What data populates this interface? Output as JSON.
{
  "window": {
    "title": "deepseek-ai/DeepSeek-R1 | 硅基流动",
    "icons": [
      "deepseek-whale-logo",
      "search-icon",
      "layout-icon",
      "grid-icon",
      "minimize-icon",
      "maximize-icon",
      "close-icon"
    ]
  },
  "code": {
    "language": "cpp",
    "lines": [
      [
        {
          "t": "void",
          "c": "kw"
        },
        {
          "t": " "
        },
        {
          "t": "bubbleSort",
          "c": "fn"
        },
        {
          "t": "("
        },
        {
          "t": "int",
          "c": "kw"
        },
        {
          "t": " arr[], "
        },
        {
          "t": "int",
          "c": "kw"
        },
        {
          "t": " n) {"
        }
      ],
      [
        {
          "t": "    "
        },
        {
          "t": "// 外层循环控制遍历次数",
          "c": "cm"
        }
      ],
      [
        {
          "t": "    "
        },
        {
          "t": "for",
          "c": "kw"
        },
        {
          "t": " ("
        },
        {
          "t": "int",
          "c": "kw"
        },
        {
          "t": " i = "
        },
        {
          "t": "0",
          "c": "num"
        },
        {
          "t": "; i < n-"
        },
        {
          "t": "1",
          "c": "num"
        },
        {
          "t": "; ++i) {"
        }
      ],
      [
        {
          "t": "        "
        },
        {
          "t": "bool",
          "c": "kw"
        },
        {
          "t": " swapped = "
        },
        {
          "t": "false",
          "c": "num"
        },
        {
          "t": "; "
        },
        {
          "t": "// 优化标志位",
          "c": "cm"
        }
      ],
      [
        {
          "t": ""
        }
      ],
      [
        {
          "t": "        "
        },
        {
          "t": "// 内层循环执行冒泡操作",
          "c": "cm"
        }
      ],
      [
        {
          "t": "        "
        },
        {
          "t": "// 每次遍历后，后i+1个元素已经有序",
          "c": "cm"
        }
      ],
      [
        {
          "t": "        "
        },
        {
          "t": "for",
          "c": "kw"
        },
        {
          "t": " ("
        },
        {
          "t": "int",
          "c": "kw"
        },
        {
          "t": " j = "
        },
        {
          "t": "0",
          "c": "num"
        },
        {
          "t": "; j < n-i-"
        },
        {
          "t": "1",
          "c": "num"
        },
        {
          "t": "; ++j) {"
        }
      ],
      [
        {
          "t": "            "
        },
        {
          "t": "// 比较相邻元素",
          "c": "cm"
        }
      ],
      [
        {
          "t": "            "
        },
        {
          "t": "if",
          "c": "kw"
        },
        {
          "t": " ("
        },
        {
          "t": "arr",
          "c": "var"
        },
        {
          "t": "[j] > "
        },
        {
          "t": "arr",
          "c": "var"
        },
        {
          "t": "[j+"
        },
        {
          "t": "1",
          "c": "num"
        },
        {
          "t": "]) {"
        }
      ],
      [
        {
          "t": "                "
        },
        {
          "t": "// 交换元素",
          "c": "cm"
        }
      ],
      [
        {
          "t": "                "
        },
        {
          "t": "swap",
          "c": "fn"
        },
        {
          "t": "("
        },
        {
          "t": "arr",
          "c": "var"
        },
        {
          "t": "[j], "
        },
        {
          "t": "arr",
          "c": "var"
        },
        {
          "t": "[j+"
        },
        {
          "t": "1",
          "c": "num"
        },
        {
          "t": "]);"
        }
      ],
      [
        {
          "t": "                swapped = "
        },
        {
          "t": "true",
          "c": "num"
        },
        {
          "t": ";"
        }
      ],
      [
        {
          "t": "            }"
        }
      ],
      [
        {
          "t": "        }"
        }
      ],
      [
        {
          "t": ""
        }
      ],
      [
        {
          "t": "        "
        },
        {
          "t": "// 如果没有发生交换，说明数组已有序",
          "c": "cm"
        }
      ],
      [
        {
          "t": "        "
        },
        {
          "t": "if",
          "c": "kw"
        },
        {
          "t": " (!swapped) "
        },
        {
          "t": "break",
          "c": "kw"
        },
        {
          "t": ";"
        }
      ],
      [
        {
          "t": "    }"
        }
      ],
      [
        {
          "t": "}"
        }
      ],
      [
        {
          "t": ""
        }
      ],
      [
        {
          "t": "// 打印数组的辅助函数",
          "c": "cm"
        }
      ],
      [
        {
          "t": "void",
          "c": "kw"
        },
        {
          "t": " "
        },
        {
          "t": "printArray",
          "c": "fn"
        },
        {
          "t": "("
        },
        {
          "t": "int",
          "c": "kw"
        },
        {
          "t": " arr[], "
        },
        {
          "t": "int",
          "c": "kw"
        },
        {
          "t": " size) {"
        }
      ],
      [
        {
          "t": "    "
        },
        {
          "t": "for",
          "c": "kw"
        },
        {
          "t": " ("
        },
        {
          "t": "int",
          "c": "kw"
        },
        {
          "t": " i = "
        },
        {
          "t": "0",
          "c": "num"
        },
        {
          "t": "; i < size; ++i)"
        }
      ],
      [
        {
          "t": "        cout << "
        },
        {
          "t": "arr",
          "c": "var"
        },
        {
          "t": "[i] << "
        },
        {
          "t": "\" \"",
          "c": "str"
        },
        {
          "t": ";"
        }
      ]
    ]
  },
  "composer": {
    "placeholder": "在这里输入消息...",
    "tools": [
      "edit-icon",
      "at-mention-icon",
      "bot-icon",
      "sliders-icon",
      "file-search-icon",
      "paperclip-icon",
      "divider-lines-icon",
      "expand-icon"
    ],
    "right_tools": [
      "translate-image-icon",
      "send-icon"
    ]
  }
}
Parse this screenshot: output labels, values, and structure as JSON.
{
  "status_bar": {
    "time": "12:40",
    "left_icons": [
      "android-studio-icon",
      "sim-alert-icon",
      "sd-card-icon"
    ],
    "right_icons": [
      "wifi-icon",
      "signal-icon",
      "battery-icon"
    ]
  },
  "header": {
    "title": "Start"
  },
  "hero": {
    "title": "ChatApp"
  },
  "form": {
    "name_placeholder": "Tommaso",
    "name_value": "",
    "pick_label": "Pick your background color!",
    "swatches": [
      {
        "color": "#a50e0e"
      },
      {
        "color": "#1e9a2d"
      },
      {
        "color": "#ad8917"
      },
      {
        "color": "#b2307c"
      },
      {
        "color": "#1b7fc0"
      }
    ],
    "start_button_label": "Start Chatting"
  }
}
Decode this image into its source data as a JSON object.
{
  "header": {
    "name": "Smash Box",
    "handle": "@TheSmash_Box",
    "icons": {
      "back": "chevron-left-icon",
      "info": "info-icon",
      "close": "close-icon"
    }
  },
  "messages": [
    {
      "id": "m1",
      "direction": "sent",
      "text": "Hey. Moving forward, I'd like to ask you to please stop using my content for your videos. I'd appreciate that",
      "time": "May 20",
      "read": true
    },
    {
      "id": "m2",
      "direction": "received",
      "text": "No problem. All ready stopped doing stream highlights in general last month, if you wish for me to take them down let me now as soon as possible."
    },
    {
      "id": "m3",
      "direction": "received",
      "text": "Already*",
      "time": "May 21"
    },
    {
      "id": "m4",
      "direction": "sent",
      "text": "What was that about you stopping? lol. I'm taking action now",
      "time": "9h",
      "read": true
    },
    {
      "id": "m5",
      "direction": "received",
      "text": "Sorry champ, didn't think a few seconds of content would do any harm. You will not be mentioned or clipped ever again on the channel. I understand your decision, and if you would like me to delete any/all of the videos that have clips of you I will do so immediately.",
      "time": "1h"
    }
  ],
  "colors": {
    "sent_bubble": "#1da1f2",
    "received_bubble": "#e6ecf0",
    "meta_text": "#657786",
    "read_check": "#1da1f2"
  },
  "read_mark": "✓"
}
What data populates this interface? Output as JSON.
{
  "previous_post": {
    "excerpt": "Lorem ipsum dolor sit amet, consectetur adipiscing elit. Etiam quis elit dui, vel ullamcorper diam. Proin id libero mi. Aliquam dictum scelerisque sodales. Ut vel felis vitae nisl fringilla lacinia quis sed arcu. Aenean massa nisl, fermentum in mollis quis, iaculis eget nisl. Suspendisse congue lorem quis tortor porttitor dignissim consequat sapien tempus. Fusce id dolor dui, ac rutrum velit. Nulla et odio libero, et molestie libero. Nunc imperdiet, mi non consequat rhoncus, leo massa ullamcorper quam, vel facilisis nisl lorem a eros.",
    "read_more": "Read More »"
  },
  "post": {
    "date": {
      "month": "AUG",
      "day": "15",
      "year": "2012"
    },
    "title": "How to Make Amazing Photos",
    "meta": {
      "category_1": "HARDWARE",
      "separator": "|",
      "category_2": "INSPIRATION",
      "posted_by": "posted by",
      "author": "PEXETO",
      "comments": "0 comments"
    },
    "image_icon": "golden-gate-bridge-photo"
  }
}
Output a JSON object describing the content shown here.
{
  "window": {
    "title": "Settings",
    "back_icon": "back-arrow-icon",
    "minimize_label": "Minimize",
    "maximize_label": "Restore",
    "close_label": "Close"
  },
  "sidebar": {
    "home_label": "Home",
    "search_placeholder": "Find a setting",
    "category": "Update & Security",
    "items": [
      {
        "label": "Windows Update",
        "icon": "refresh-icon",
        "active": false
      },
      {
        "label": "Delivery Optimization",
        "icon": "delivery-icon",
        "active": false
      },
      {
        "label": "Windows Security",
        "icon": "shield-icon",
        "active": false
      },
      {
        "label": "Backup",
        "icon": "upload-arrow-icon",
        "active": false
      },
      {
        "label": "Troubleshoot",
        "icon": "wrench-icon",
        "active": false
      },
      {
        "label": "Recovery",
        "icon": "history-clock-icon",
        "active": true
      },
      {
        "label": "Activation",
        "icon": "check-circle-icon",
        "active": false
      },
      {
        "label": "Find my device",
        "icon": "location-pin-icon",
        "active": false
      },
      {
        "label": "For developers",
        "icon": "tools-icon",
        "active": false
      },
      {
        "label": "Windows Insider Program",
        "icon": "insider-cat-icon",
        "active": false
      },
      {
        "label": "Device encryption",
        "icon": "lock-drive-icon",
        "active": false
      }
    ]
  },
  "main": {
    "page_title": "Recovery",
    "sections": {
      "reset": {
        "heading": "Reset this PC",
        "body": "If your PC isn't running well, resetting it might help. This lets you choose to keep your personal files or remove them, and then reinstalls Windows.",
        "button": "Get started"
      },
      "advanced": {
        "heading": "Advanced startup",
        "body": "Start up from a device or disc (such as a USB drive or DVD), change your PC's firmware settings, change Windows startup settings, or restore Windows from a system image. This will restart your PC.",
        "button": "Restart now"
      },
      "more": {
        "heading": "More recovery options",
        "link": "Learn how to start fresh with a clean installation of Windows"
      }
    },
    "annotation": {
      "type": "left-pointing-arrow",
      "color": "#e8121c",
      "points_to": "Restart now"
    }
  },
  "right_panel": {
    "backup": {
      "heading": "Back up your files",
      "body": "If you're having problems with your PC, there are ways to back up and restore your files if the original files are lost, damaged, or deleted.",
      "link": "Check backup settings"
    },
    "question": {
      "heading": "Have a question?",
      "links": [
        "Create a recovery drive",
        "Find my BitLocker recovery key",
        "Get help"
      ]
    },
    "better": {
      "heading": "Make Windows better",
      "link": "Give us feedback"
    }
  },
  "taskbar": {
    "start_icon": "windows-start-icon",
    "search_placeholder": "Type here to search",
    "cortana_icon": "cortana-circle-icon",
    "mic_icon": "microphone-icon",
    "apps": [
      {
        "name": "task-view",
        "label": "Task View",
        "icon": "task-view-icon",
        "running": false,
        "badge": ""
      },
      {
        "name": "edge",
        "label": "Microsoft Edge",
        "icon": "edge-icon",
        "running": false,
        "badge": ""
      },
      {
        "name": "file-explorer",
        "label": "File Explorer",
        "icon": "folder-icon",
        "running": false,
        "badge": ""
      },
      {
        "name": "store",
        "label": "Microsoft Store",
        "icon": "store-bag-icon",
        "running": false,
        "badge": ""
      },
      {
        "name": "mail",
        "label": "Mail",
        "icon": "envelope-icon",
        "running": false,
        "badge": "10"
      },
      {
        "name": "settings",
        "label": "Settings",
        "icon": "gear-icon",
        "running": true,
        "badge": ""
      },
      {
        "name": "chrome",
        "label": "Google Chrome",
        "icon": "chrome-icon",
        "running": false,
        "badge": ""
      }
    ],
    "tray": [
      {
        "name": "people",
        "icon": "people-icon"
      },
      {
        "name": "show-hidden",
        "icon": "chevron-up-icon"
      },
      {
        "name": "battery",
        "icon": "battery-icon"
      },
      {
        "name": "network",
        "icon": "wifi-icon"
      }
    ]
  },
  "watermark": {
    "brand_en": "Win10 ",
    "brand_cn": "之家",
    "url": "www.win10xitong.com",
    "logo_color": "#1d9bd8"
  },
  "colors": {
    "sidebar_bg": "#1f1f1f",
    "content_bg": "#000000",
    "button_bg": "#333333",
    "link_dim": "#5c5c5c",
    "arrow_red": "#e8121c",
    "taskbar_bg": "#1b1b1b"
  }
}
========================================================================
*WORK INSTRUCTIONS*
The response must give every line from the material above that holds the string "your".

*FINAL ANSWER*
    "pick_label": "Pick your background color!",
      "text": "Hey. Moving forward, I'd like to ask you to please stop using my content for your videos. I'd appreciate that",
      "text": "Sorry champ, didn't think a few seconds of content would do any harm. You will not be mentioned or clipped ever again on the channel. I understand your decision, and if you would like me to delete any/all of the videos that have clips of you I will do so immediately.",
        "body": "If your PC isn't running well, resetting it might help. This lets you choose to keep your personal files or remove them, and then reinstalls Windows.",
        "body": "Start up from a device or disc (such as a USB drive or DVD), change your PC's firmware settings, change Windows startup settings, or restore Windows from a system image. This will restart your PC.",
      "heading": "Back up your files",
      "body": "If you're having problems with your PC, there are ways to back up and restore your files if the original files are lost, damaged, or deleted.",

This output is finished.